- Actors: Choi Min-sik, Jung Man-sik, Kim Sang-ho
- Director: Park Hoon-jung
- Format: Dolby, NTSC, Subtitled, THX, Widescreen
- Language: Korean
- Subtitles: English
- Region: Region A/1
- Number of discs: 1
- Rated: Unrated
- Studio: Well Go USA
- Release Date: August 9, 2016
- Run Time: 139 minutes
The screenplay for The Tiger is like a delicate balancing act, made possible by the tradition of effective melodrama in South Korean cinema and by the carefully patient screenplay from Hoon-jung Park (I Saw the Devil, New World). The film’s basic premise requires the audience to sympathize for the non-human title character, while also respecting the inevitable decision of the human protagonist to hunt him. This may seem contradictory, but it never feels forced within a simple but layered screenplay which is effectively executed thanks to nuanced human performances and an impressively realistic CGI tiger.
Min-sik Choi (Oldboy, Lucy) stars as an aging hunter named Man-Duk Chun, who has been living in the same wilderness as a legendary tiger for years, making him the expert the occupying Japanese forces first seek out in attempting to kill the beast. Angered by the embarrassment the tiger has caused the Japanese forces unable to kill him, a Japanese officer becomes single-mindedly obsessed with his defeat. By hiring countless Korean poachers to pillage their own land to serve the pride of Japan, The Tiger subtly shows the way that foreign occupation eroded national unity. Tigers are hunted to near extinction, but Man-Duk refuses to help them find the one tiger that they really want, hiding his own tragic past with the beast and the wilderness.

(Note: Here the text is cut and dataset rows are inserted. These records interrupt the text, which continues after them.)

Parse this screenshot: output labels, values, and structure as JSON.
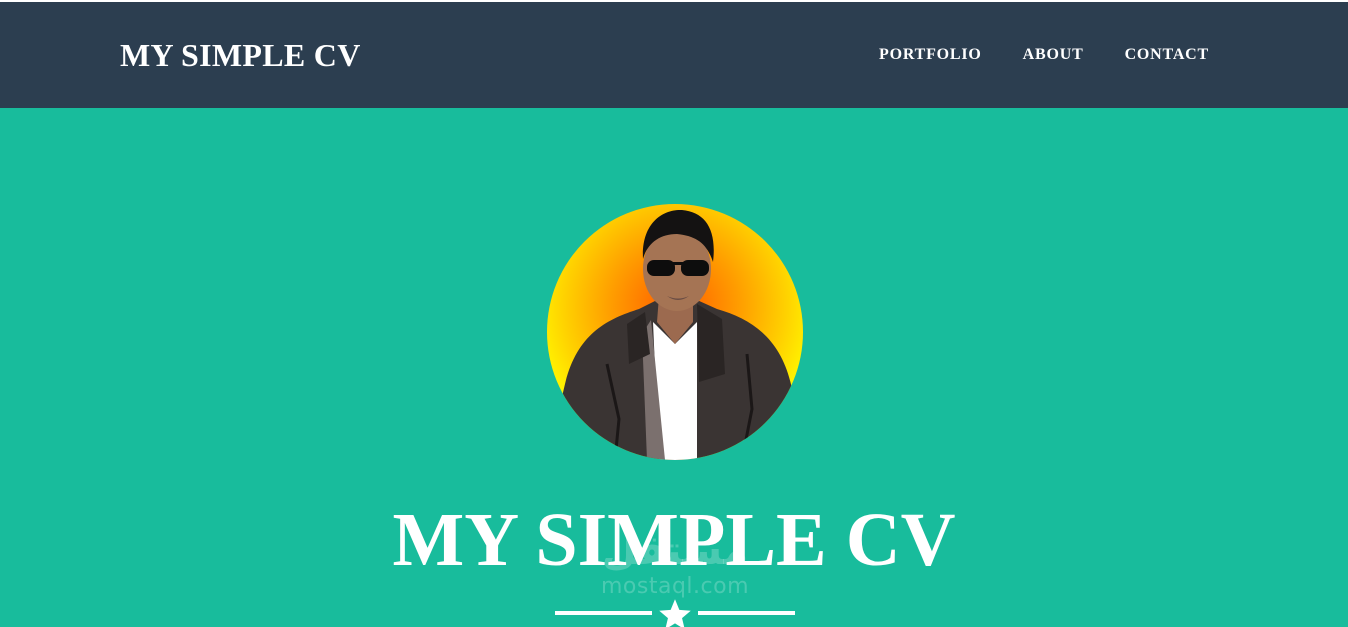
{
  "navbar": {
    "brand": "MY SIMPLE CV",
    "links": [
      {
        "label": "PORTFOLIO"
      },
      {
        "label": "ABOUT"
      },
      {
        "label": "CONTACT"
      }
    ]
  },
  "hero": {
    "title": "MY SIMPLE CV",
    "divider_icon": "star-icon"
  },
  "watermark": {
    "arabic": "مستقل",
    "latin": "mostaql.com"
  },
  "colors": {
    "navbar": "#2c3e50",
    "hero": "#18bc9c",
    "text": "#ffffff",
    "avatar_glow_inner": "#ff5b00",
    "avatar_glow_outer": "#ffff00"
  }
}
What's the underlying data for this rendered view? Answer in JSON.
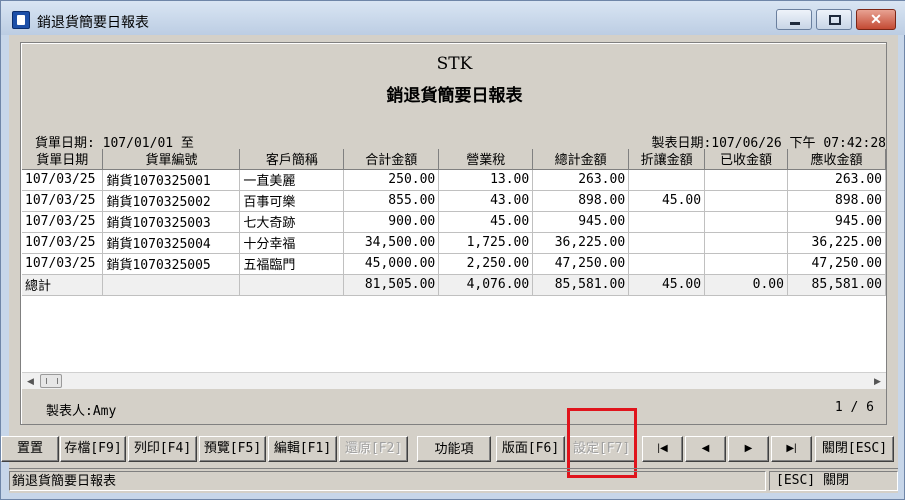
{
  "window": {
    "title": "銷退貨簡要日報表"
  },
  "report": {
    "company": "STK",
    "title": "銷退貨簡要日報表",
    "date_range": "貨單日期: 107/01/01 至",
    "print_date": "製表日期:107/06/26 下午 07:42:28",
    "maker": "製表人:Amy",
    "page": "1 / 6"
  },
  "table": {
    "headers": [
      "貨單日期",
      "貨單編號",
      "客戶簡稱",
      "合計金額",
      "營業稅",
      "總計金額",
      "折讓金額",
      "已收金額",
      "應收金額"
    ],
    "rows": [
      [
        "107/03/25",
        "銷貨1070325001",
        "一直美麗",
        "250.00",
        "13.00",
        "263.00",
        "",
        "",
        "263.00"
      ],
      [
        "107/03/25",
        "銷貨1070325002",
        "百事可樂",
        "855.00",
        "43.00",
        "898.00",
        "45.00",
        "",
        "898.00"
      ],
      [
        "107/03/25",
        "銷貨1070325003",
        "七大奇跡",
        "900.00",
        "45.00",
        "945.00",
        "",
        "",
        "945.00"
      ],
      [
        "107/03/25",
        "銷貨1070325004",
        "十分幸福",
        "34,500.00",
        "1,725.00",
        "36,225.00",
        "",
        "",
        "36,225.00"
      ],
      [
        "107/03/25",
        "銷貨1070325005",
        "五福臨門",
        "45,000.00",
        "2,250.00",
        "47,250.00",
        "",
        "",
        "47,250.00"
      ]
    ],
    "total": [
      "總計",
      "",
      "",
      "81,505.00",
      "4,076.00",
      "85,581.00",
      "45.00",
      "0.00",
      "85,581.00"
    ]
  },
  "toolbar": {
    "b0": "置置",
    "b1": "存檔[F9]",
    "b2": "列印[F4]",
    "b3": "預覽[F5]",
    "b4": "編輯[F1]",
    "b5": "還原[F2]",
    "b6": "功能項",
    "b7": "版面[F6]",
    "b8": "設定[F7]",
    "b13": "關閉[ESC]"
  },
  "status": {
    "left": "銷退貨簡要日報表",
    "right": "[ESC] 關閉"
  },
  "colors": {
    "highlight": "#e0141c",
    "titlebar": "#c7d6e9",
    "face": "#d4d0c8"
  }
}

In the hands of many other filmmakers, The Tiger would feel contrived and manipulative. There is not a great deal of narrative beyond this basic premise, but it is in the execution that the soul of the film comes alive. Underlying themes provide layers of meaning beyond the surface spectacle. But the spectacle also never overwhelms the narrative, instead pacing out sequences of intense action with thoughtful drama and character development. Even if we know that the aged hunter will eventually face the tiger, there is no rush to force Man-Duk into this situation until it makes sense for the character, and this takes nearly all of the 140-minute run-time.
Just as important as Man-Duk’s motivations is the representation of the tiger itself. Ang Lee’s Life of Pi made incredible progress in the development of an expressive CGI tiger character, and The Tiger builds upon these technological advances. But it is more than just good special effects, though that certainly helps. The Tiger actually takes the time to make the animal a character, and it becomes far easier to sympathize with the beast when the tragedies he faces parallel those also occurring to Man-Duk. The flaws in some special effects of the action can easily be forgiven because of the film’s effectiveness in creating empathy for the CGI animal.
The Tiger is not a perfect film by any means. The effects are good, but Korean CGI is still noticeably sub-par to what Hollywood audiences have come to expect. The melodrama is effective, though often shamelessly manipulative. There were many times during the course of the film that my brain nearly rejected the content of the film, but suspension of disbelief was made possible due to the effective emotional impact of the melodrama. This is not atypical of narratives involving animals, though it typically does not end with them being hunted. The Tiger is a simple and beautiful film, but one which should have failed any number of ways.
The Blu-ray release is the best choice for a special-effects-driven movie such as this. Sadly, there are no special features to show the behind-the-screen process for the movie’s technical achievements, but this is still a preferred release, if only to appreciate the CGI tiger. All that is included in the extras is a trailer.
Entertainment Value: 9/10
Quality of Filmmaking: 8.5/10
Historical Significance: 6/10
Special Features: 1/10